■ EXERCISE OBJECTIVE: Show all lines containing "rules" from the data below.

(Records from a data collection)
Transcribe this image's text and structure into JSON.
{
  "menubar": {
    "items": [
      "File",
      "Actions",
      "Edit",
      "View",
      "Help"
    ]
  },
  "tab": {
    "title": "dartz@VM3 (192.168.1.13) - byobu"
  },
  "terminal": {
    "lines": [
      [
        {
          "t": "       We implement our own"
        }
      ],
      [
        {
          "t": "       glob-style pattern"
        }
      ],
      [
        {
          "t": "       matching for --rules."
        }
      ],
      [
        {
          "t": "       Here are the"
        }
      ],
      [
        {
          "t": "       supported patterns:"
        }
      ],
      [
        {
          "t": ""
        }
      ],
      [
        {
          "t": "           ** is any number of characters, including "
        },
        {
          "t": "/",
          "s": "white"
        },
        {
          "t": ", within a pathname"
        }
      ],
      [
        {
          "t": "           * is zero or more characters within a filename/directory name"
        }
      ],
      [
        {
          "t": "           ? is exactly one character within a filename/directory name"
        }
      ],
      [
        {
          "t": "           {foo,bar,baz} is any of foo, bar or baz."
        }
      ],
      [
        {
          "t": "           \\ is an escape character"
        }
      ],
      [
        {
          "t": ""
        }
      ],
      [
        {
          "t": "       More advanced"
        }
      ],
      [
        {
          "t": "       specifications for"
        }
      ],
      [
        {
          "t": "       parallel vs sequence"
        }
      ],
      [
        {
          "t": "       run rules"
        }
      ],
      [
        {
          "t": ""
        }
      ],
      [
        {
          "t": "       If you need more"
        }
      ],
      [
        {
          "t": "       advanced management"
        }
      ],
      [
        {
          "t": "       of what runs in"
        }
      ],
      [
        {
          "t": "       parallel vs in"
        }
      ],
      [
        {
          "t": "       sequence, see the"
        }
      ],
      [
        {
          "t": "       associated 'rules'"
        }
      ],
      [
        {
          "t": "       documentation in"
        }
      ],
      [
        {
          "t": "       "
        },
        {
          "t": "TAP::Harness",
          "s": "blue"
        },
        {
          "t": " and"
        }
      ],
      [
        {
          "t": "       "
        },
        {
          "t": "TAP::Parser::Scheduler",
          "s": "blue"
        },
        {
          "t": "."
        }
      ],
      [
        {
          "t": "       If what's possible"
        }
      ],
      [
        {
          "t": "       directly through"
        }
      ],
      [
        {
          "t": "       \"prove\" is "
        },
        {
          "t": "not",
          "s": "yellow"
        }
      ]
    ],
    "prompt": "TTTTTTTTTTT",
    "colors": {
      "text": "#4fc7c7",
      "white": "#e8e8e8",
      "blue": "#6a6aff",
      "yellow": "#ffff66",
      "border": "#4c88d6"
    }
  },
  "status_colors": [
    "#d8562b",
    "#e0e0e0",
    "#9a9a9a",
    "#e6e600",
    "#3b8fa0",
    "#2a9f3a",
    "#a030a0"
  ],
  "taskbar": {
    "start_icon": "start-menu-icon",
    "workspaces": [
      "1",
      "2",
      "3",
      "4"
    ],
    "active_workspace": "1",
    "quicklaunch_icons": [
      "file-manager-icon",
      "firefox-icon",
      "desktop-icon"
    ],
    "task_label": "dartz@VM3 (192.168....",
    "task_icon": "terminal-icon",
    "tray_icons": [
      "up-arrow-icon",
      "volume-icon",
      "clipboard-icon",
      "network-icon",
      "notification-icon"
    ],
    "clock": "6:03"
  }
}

■ COMPLETED TASK:
          "t": "       matching for --rules."
          "t": "       run rules"
          "t": "       associated 'rules'"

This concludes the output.